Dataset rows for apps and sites
+ + + + +

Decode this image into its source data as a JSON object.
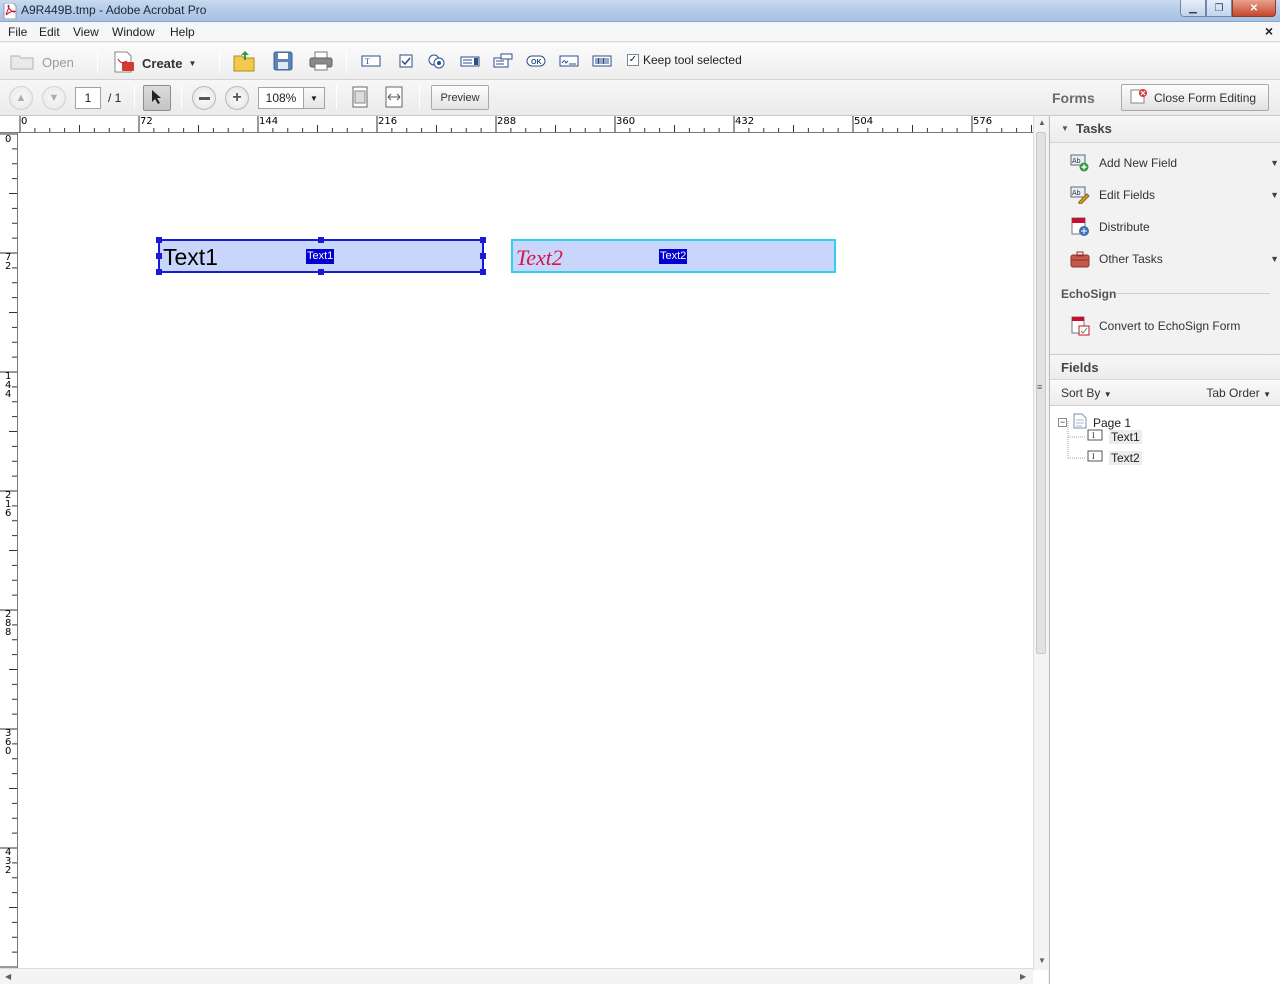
{
  "window": {
    "title": "A9R449B.tmp - Adobe Acrobat Pro",
    "min_icon": "minimize-icon",
    "max_icon": "maximize-icon",
    "close_icon": "close-icon"
  },
  "menu": {
    "items": [
      "File",
      "Edit",
      "View",
      "Window",
      "Help"
    ],
    "close_glyph": "×"
  },
  "toolbar": {
    "open_label": "Open",
    "create_label": "Create",
    "keep_tool_label": "Keep tool selected",
    "keep_tool_checked": true,
    "check_glyph": "✓"
  },
  "nav": {
    "page_current": "1",
    "page_total": "/ 1",
    "zoom": "108%",
    "preview_label": "Preview",
    "forms_label": "Forms",
    "close_form_editing_label": "Close Form Editing"
  },
  "ruler": {
    "top_labels": [
      "0",
      "72",
      "144",
      "216",
      "288",
      "360",
      "432",
      "504",
      "576"
    ],
    "left_labels": [
      "0",
      "7\n2",
      "1\n4\n4",
      "2\n1\n6",
      "2\n8\n8",
      "3\n6\n0",
      "4\n3\n2"
    ]
  },
  "document": {
    "fields": [
      {
        "value": "Text1",
        "name": "Text1",
        "selected": true
      },
      {
        "value": "Text2",
        "name": "Text2",
        "selected": false
      }
    ]
  },
  "panel": {
    "tasks_title": "Tasks",
    "tasks": [
      {
        "label": "Add New Field",
        "has_menu": true,
        "icon": "add-field-icon"
      },
      {
        "label": "Edit Fields",
        "has_menu": true,
        "icon": "edit-fields-icon"
      },
      {
        "label": "Distribute",
        "has_menu": false,
        "icon": "distribute-icon"
      },
      {
        "label": "Other Tasks",
        "has_menu": true,
        "icon": "briefcase-icon"
      }
    ],
    "echosign_title": "EchoSign",
    "echosign_task": "Convert to EchoSign Form",
    "fields_title": "Fields",
    "sort_by_label": "Sort By",
    "tab_order_label": "Tab Order",
    "tree": {
      "page_label": "Page 1",
      "children": [
        "Text1",
        "Text2"
      ]
    }
  },
  "colors": {
    "field_fill": "#c9d6fb",
    "selected_border": "#1a1ad6",
    "unselected_border": "#2fd0ea",
    "text2_color": "#d4144b",
    "name_tag_bg": "#0000d2"
  }
}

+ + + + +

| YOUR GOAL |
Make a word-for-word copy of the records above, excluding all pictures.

| RESULT OF THE TASK |
Decode this image into its source data as a JSON object.
{
  "window": {
    "title": "A9R449B.tmp - Adobe Acrobat Pro",
    "min_icon": "minimize-icon",
    "max_icon": "maximize-icon",
    "close_icon": "close-icon"
  },
  "menu": {
    "items": [
      "File",
      "Edit",
      "View",
      "Window",
      "Help"
    ],
    "close_glyph": "×"
  },
  "toolbar": {
    "open_label": "Open",
    "create_label": "Create",
    "keep_tool_label": "Keep tool selected",
    "keep_tool_checked": true,
    "check_glyph": "✓"
  },
  "nav": {
    "page_current": "1",
    "page_total": "/ 1",
    "zoom": "108%",
    "preview_label": "Preview",
    "forms_label": "Forms",
    "close_form_editing_label": "Close Form Editing"
  },
  "ruler": {
    "top_labels": [
      "0",
      "72",
      "144",
      "216",
      "288",
      "360",
      "432",
      "504",
      "576"
    ],
    "left_labels": [
      "0",
      "7\n2",
      "1\n4\n4",
      "2\n1\n6",
      "2\n8\n8",
      "3\n6\n0",
      "4\n3\n2"
    ]
  },
  "document": {
    "fields": [
      {
        "value": "Text1",
        "name": "Text1",
        "selected": true
      },
      {
        "value": "Text2",
        "name": "Text2",
        "selected": false
      }
    ]
  },
  "panel": {
    "tasks_title": "Tasks",
    "tasks": [
      {
        "label": "Add New Field",
        "has_menu": true,
        "icon": "add-field-icon"
      },
      {
        "label": "Edit Fields",
        "has_menu": true,
        "icon": "edit-fields-icon"
      },
      {
        "label": "Distribute",
        "has_menu": false,
        "icon": "distribute-icon"
      },
      {
        "label": "Other Tasks",
        "has_menu": true,
        "icon": "briefcase-icon"
      }
    ],
    "echosign_title": "EchoSign",
    "echosign_task": "Convert to EchoSign Form",
    "fields_title": "Fields",
    "sort_by_label": "Sort By",
    "tab_order_label": "Tab Order",
    "tree": {
      "page_label": "Page 1",
      "children": [
        "Text1",
        "Text2"
      ]
    }
  },
  "colors": {
    "field_fill": "#c9d6fb",
    "selected_border": "#1a1ad6",
    "unselected_border": "#2fd0ea",
    "text2_color": "#d4144b",
    "name_tag_bg": "#0000d2"
  }
}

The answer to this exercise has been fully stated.